# [Stored items from a collection]

==================================================

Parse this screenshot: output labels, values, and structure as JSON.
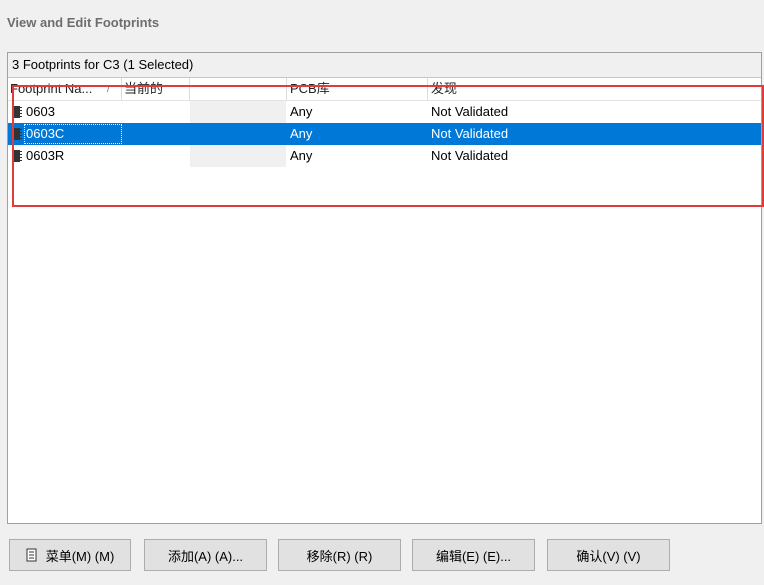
{
  "section_title": "View and Edit Footprints",
  "panel_header": "3 Footprints for C3 (1 Selected)",
  "columns": [
    "Footprint Na...",
    "当前的",
    "",
    "PCB库",
    "发现"
  ],
  "sort_indicator": "/",
  "rows": [
    {
      "name": "0603",
      "current": "",
      "pcb_library": "Any",
      "found": "Not Validated",
      "selected": false
    },
    {
      "name": "0603C",
      "current": "",
      "pcb_library": "Any",
      "found": "Not Validated",
      "selected": true
    },
    {
      "name": "0603R",
      "current": "",
      "pcb_library": "Any",
      "found": "Not Validated",
      "selected": false
    }
  ],
  "buttons": {
    "menu": "菜单(M) (M)",
    "add": "添加(A) (A)...",
    "remove": "移除(R) (R)",
    "edit": "编辑(E) (E)...",
    "ok": "确认(V) (V)"
  },
  "colors": {
    "selection": "#0078d7",
    "highlight_border": "#e03c3c",
    "panel_background": "#ffffff",
    "window_background": "#f0f0f0"
  },
  "icons": {
    "row_icon": "footprint-chip-icon",
    "menu_icon": "menu-document-icon"
  }
}
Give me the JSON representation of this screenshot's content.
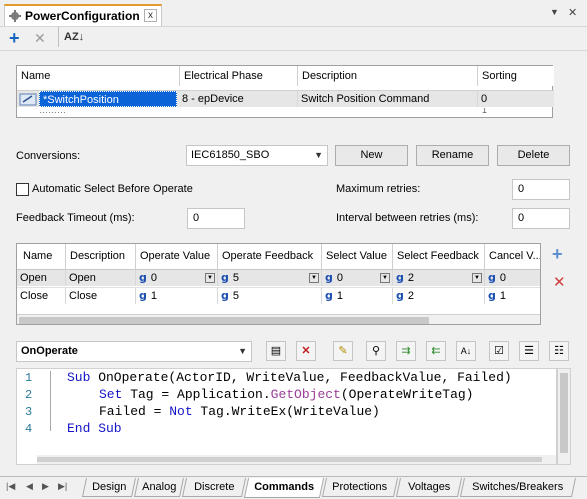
{
  "window": {
    "tab_title": "PowerConfiguration",
    "close_glyph": "x"
  },
  "toolbar": {
    "add": "+",
    "delete": "✕",
    "sort": "AZ↓"
  },
  "main_grid": {
    "columns": [
      "Name",
      "Electrical Phase",
      "Description",
      "Sorting"
    ],
    "rows": [
      {
        "name": "*SwitchPosition",
        "phase": "8 - epDevice",
        "description": "Switch Position Command",
        "sorting": "0"
      }
    ]
  },
  "conversions": {
    "label": "Conversions:",
    "value": "IEC61850_SBO",
    "new": "New",
    "rename": "Rename",
    "delete": "Delete"
  },
  "options": {
    "auto_select_label": "Automatic Select Before Operate",
    "max_retries_label": "Maximum retries:",
    "max_retries_value": "0",
    "feedback_timeout_label": "Feedback Timeout (ms):",
    "feedback_timeout_value": "0",
    "interval_label": "Interval between retries (ms):",
    "interval_value": "0"
  },
  "cmd_grid": {
    "columns": [
      "Name",
      "Description",
      "Operate Value",
      "Operate Feedback",
      "Select Value",
      "Select Feedback",
      "Cancel V..."
    ],
    "rows": [
      {
        "name": "Open",
        "description": "Open",
        "operate_value": "0",
        "operate_feedback": "5",
        "select_value": "0",
        "select_feedback": "2",
        "cancel_value": "0"
      },
      {
        "name": "Close",
        "description": "Close",
        "operate_value": "1",
        "operate_feedback": "5",
        "select_value": "1",
        "select_feedback": "2",
        "cancel_value": "1"
      }
    ]
  },
  "script": {
    "event": "OnOperate",
    "lines": [
      "1",
      "2",
      "3",
      "4"
    ]
  },
  "bottom_tabs": [
    "Design",
    "Analog",
    "Discrete",
    "Commands",
    "Protections",
    "Voltages",
    "Switches/Breakers"
  ],
  "code_tokens": {
    "l1_kw": "Sub",
    "l1_rest": " OnOperate(ActorID, WriteValue, FeedbackValue, Failed)",
    "l2_kw": "Set",
    "l2_a": " Tag = Application.",
    "l2_fn": "GetObject",
    "l2_b": "(OperateWriteTag)",
    "l3_a": "Failed = ",
    "l3_kw": "Not",
    "l3_b": " Tag.WriteEx(WriteValue)",
    "l4_kw": "End Sub"
  },
  "colors": {
    "accent": "#e39a2a",
    "selection": "#0a64d8",
    "keyword": "#1515c8",
    "function": "#9a3d9a"
  }
}
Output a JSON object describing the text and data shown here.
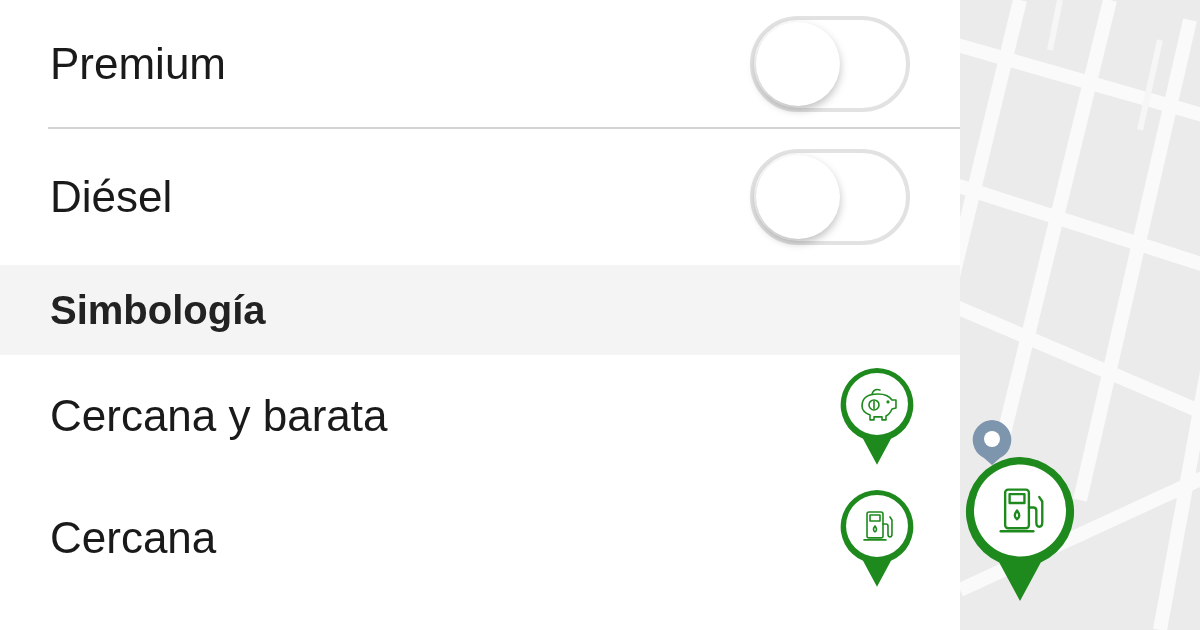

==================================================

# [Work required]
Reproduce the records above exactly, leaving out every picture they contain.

# [Answer box]
Parse this screenshot: output labels, values, and structure as JSON.
{
  "section_title": "View and Edit Footprints",
  "panel_header": "3 Footprints for C3 (1 Selected)",
  "columns": [
    "Footprint Na...",
    "当前的",
    "",
    "PCB库",
    "发现"
  ],
  "sort_indicator": "/",
  "rows": [
    {
      "name": "0603",
      "current": "",
      "pcb_library": "Any",
      "found": "Not Validated",
      "selected": false
    },
    {
      "name": "0603C",
      "current": "",
      "pcb_library": "Any",
      "found": "Not Validated",
      "selected": true
    },
    {
      "name": "0603R",
      "current": "",
      "pcb_library": "Any",
      "found": "Not Validated",
      "selected": false
    }
  ],
  "buttons": {
    "menu": "菜单(M) (M)",
    "add": "添加(A) (A)...",
    "remove": "移除(R) (R)",
    "edit": "编辑(E) (E)...",
    "ok": "确认(V) (V)"
  },
  "colors": {
    "selection": "#0078d7",
    "highlight_border": "#e03c3c",
    "panel_background": "#ffffff",
    "window_background": "#f0f0f0"
  },
  "icons": {
    "row_icon": "footprint-chip-icon",
    "menu_icon": "menu-document-icon"
  }
}
Give me the JSON representation of this screenshot's content.
{
  "window": {
    "tab_title": "PowerConfiguration",
    "close_glyph": "x"
  },
  "toolbar": {
    "add": "+",
    "delete": "✕",
    "sort": "AZ↓"
  },
  "main_grid": {
    "columns": [
      "Name",
      "Electrical Phase",
      "Description",
      "Sorting"
    ],
    "rows": [
      {
        "name": "*SwitchPosition",
        "phase": "8 - epDevice",
        "description": "Switch Position Command",
        "sorting": "0"
      }
    ]
  },
  "conversions": {
    "label": "Conversions:",
    "value": "IEC61850_SBO",
    "new": "New",
    "rename": "Rename",
    "delete": "Delete"
  },
  "options": {
    "auto_select_label": "Automatic Select Before Operate",
    "max_retries_label": "Maximum retries:",
    "max_retries_value": "0",
    "feedback_timeout_label": "Feedback Timeout (ms):",
    "feedback_timeout_value": "0",
    "interval_label": "Interval between retries (ms):",
    "interval_value": "0"
  },
  "cmd_grid": {
    "columns": [
      "Name",
      "Description",
      "Operate Value",
      "Operate Feedback",
      "Select Value",
      "Select Feedback",
      "Cancel V..."
    ],
    "rows": [
      {
        "name": "Open",
        "description": "Open",
        "operate_value": "0",
        "operate_feedback": "5",
        "select_value": "0",
        "select_feedback": "2",
        "cancel_value": "0"
      },
      {
        "name": "Close",
        "description": "Close",
        "operate_value": "1",
        "operate_feedback": "5",
        "select_value": "1",
        "select_feedback": "2",
        "cancel_value": "1"
      }
    ]
  },
  "script": {
    "event": "OnOperate",
    "lines": [
      "1",
      "2",
      "3",
      "4"
    ]
  },
  "bottom_tabs": [
    "Design",
    "Analog",
    "Discrete",
    "Commands",
    "Protections",
    "Voltages",
    "Switches/Breakers"
  ],
  "code_tokens": {
    "l1_kw": "Sub",
    "l1_rest": " OnOperate(ActorID, WriteValue, FeedbackValue, Failed)",
    "l2_kw": "Set",
    "l2_a": " Tag = Application.",
    "l2_fn": "GetObject",
    "l2_b": "(OperateWriteTag)",
    "l3_a": "Failed = ",
    "l3_kw": "Not",
    "l3_b": " Tag.WriteEx(WriteValue)",
    "l4_kw": "End Sub"
  },
  "colors": {
    "accent": "#e39a2a",
    "selection": "#0a64d8",
    "keyword": "#1515c8",
    "function": "#9a3d9a"
  }
}
Output a JSON object describing the text and data shown here.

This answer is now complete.